WHAT IS NEEDED:
Nothing in the data may be altered; restate all of it exactly.

DATA EXCERPTS:
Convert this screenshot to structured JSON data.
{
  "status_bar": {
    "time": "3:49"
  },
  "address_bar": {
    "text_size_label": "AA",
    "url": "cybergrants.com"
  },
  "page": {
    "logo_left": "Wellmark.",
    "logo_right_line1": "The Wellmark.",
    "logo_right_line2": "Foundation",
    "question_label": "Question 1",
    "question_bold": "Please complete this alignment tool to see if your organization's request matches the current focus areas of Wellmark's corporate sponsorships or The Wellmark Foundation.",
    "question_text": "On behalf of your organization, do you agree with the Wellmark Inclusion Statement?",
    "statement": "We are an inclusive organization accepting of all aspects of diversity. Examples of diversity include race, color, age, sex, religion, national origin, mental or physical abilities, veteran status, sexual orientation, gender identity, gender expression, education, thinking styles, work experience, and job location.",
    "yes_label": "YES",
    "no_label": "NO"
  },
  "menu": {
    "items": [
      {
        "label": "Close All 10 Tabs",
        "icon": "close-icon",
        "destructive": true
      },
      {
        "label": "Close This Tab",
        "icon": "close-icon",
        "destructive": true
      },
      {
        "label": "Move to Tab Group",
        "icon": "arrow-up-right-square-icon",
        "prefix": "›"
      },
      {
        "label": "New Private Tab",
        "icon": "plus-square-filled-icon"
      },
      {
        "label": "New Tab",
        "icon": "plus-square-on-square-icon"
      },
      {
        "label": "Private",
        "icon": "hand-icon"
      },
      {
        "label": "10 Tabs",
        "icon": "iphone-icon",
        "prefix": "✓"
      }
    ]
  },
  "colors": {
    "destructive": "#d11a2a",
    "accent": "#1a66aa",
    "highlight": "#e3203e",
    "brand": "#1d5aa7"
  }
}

WORKED SOLUTION:
Convert this screenshot to structured JSON data.
{
  "status_bar": {
    "time": "3:49"
  },
  "address_bar": {
    "text_size_label": "AA",
    "url": "cybergrants.com"
  },
  "page": {
    "logo_left": "Wellmark.",
    "logo_right_line1": "The Wellmark.",
    "logo_right_line2": "Foundation",
    "question_label": "Question 1",
    "question_bold": "Please complete this alignment tool to see if your organization's request matches the current focus areas of Wellmark's corporate sponsorships or The Wellmark Foundation.",
    "question_text": "On behalf of your organization, do you agree with the Wellmark Inclusion Statement?",
    "statement": "We are an inclusive organization accepting of all aspects of diversity. Examples of diversity include race, color, age, sex, religion, national origin, mental or physical abilities, veteran status, sexual orientation, gender identity, gender expression, education, thinking styles, work experience, and job location.",
    "yes_label": "YES",
    "no_label": "NO"
  },
  "menu": {
    "items": [
      {
        "label": "Close All 10 Tabs",
        "icon": "close-icon",
        "destructive": true
      },
      {
        "label": "Close This Tab",
        "icon": "close-icon",
        "destructive": true
      },
      {
        "label": "Move to Tab Group",
        "icon": "arrow-up-right-square-icon",
        "prefix": "›"
      },
      {
        "label": "New Private Tab",
        "icon": "plus-square-filled-icon"
      },
      {
        "label": "New Tab",
        "icon": "plus-square-on-square-icon"
      },
      {
        "label": "Private",
        "icon": "hand-icon"
      },
      {
        "label": "10 Tabs",
        "icon": "iphone-icon",
        "prefix": "✓"
      }
    ]
  },
  "colors": {
    "destructive": "#d11a2a",
    "accent": "#1a66aa",
    "highlight": "#e3203e",
    "brand": "#1d5aa7"
  }
}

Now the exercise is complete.